I'll be part of this work, paid to work on this part-time, doing some outreach, coordination, project management, and similar. Thanks to the NSF, Justin, the Secure Systems Lab at NYU, and all the people who work on Python packaging tools!
Second: the Python Software Foundation is hiring a full-time project manager and community manager for Python's packaging toolchain. Thanks to Bloomberg for the funding! Please check out the job description and spread the news. Please apply by May 18th, 2021.
The job is remote and you can apply from anywhere in the world. As the description says: "Total compensation will range from $100k-$125k USD based on qualifications and experience." And you'd report to Ee W. Durbin III, a colleague I strongly recommend and love working with.
I'm thoroughly grateful that we've now gotten to the point where the PSF can hire for a full-time person for this role. As a volunteer and as a contractor, I've performed -- in many cases initiated -- the activities that this person will do, and I've seen the critical need. We deeply need a full-time coordinator for holistically assessing and improving the user and developer experience of Python packaging, because -- as Russell Keith-Magee said in his PyCon US 2019 keynote -- the status quo poses "an existential threat" to the future of the language. And so one of the desired qualifications for the role is: "Belief that Python packaging problems are of critical importance for the Python language... but that those problems are solvable."

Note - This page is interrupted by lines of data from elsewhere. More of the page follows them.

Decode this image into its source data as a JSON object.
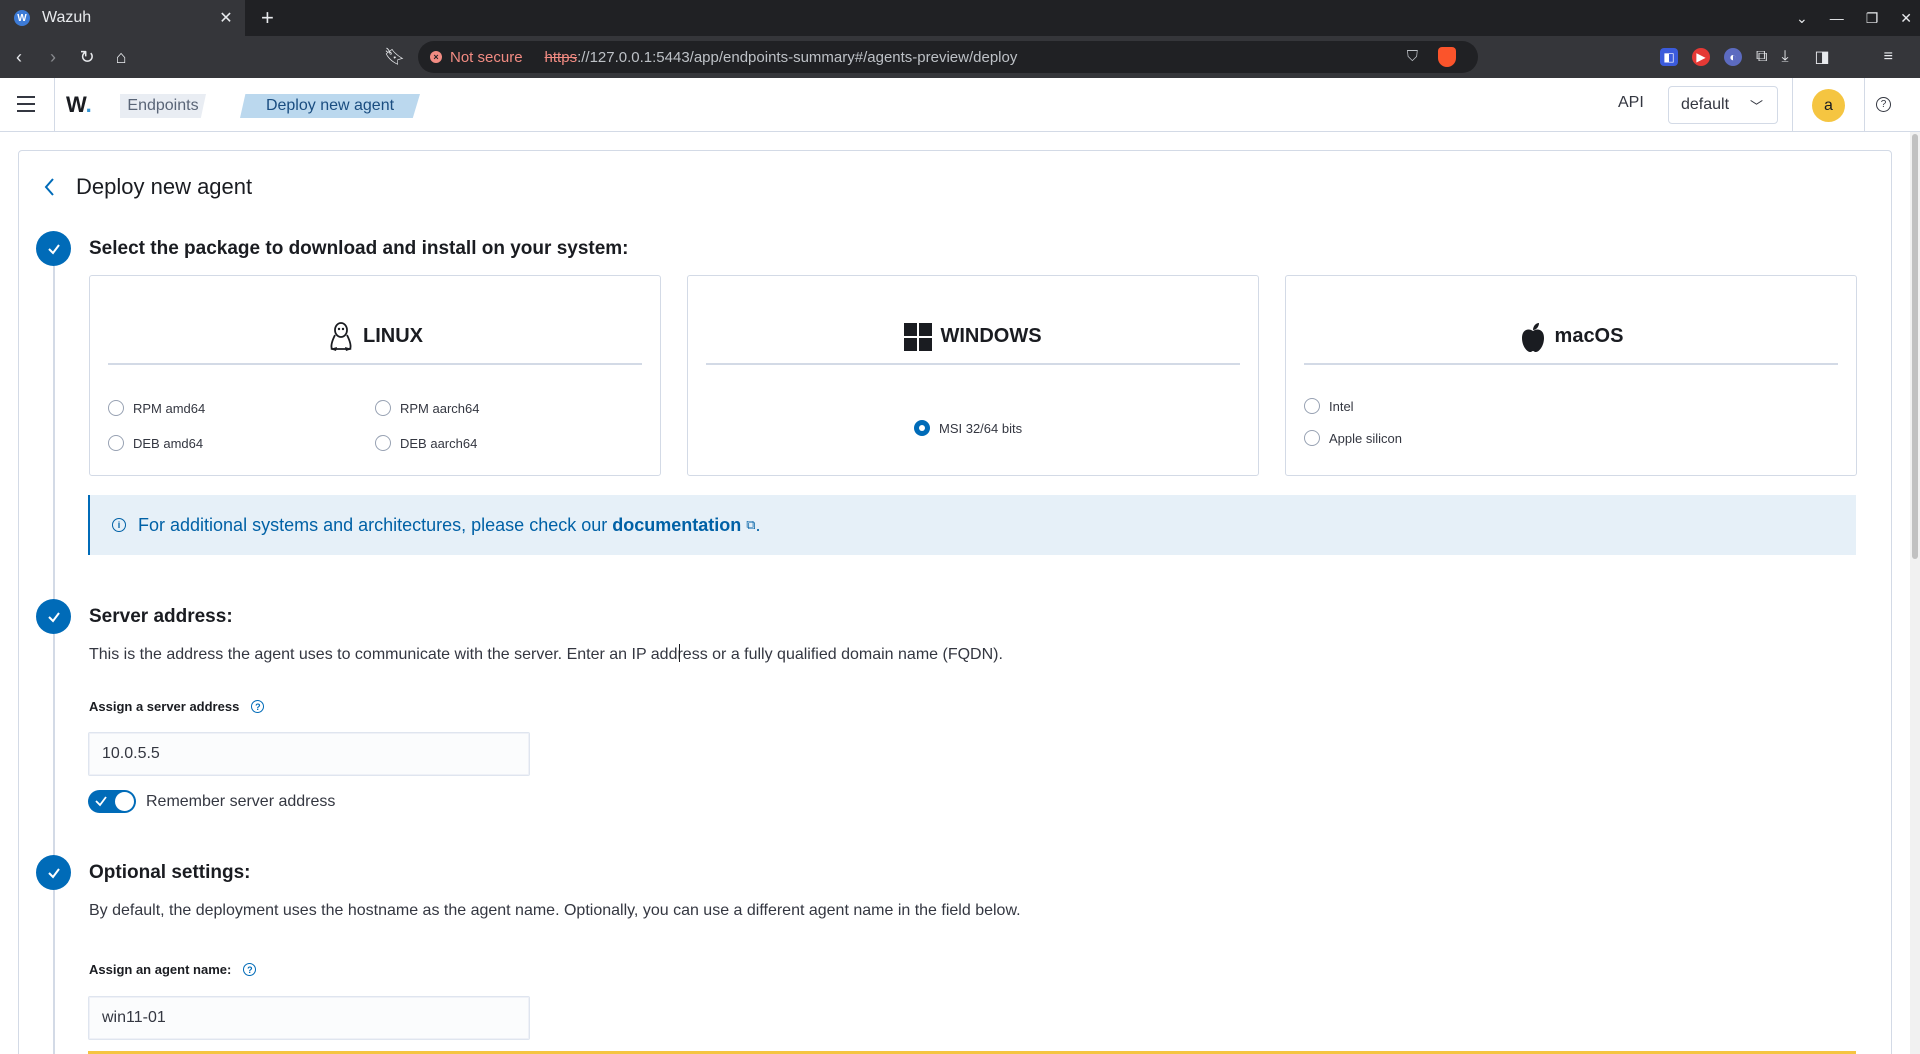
{
  "browser": {
    "tab_title": "Wazuh",
    "tab_favicon": "W",
    "not_secure": "Not secure",
    "url_scheme": "https",
    "url_rest": "://127.0.0.1:5443/app/endpoints-summary#/agents-preview/deploy"
  },
  "header": {
    "logo_text": "W",
    "logo_dot": ".",
    "breadcrumb": [
      "Endpoints",
      "Deploy new agent"
    ],
    "api_label": "API",
    "api_selected": "default",
    "avatar_letter": "a"
  },
  "page": {
    "title": "Deploy new agent",
    "steps": {
      "package": {
        "title": "Select the package to download and install on your system:",
        "os": [
          {
            "name": "LINUX",
            "options": [
              "RPM amd64",
              "RPM aarch64",
              "DEB amd64",
              "DEB aarch64"
            ]
          },
          {
            "name": "WINDOWS",
            "options": [
              "MSI 32/64 bits"
            ],
            "selected": "MSI 32/64 bits"
          },
          {
            "name": "macOS",
            "options": [
              "Intel",
              "Apple silicon"
            ]
          }
        ],
        "callout_text": "For additional systems and architectures, please check our",
        "callout_link": "documentation",
        "callout_end": "."
      },
      "server": {
        "title": "Server address:",
        "description": "This is the address the agent uses to communicate with the server. Enter an IP address or a fully qualified domain name (FQDN).",
        "field_label": "Assign a server address",
        "field_value": "10.0.5.5",
        "toggle_label": "Remember server address",
        "toggle_on": true
      },
      "optional": {
        "title": "Optional settings:",
        "description": "By default, the deployment uses the hostname as the agent name. Optionally, you can use a different agent name in the field below.",
        "field_label": "Assign an agent name:",
        "field_value": "win11-01"
      }
    }
  },
  "colors": {
    "primary": "#006bb8",
    "callout_bg": "#e6f0f8",
    "avatar": "#f5c541"
  }
}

We've gotten better and better at attracting corporate and grant funding -- and yes, I'll take some credit for that, with my past work researching and writing grant proposals, leading funded projects, and volunteering with the Packaging Working Group and cofounding the Project Funding Working Group. So, now, what should we focus on? We need to prioritize improvements for strategic value (e.g., should we first concentrate on overhauling the Warehouse API, or making a generic wheel-builder service, or tightening metadata compliance, or ....?). What can we learn from other package management toolchains, especially those that emerged after PyPI and pip (e.g., yarn, npm, cargo), and what should we copy? In my opinion, you do not need to already have an opinion on these questions to apply for this role -- you just have to be interested in talking with a bunch of stakeholders, poking through past discussions, and collaboratively developing some answers.
I won't be applying for this PSF role -- I'm going to be, instead, excited to collaborate with that person and help them learn all the stuff I know, so that in the long run, we'll have more people, with that set of skills and domain knowledge, working on Python packaging. I'll concentrate on the Python supply chain security piece specifically (via the NSF-funded work at NYU), plus finishing my book and maybe creating and leading associated trainings, and taking what I've learned to other languages and ecosystems through client work.
So: please spread the word and apply!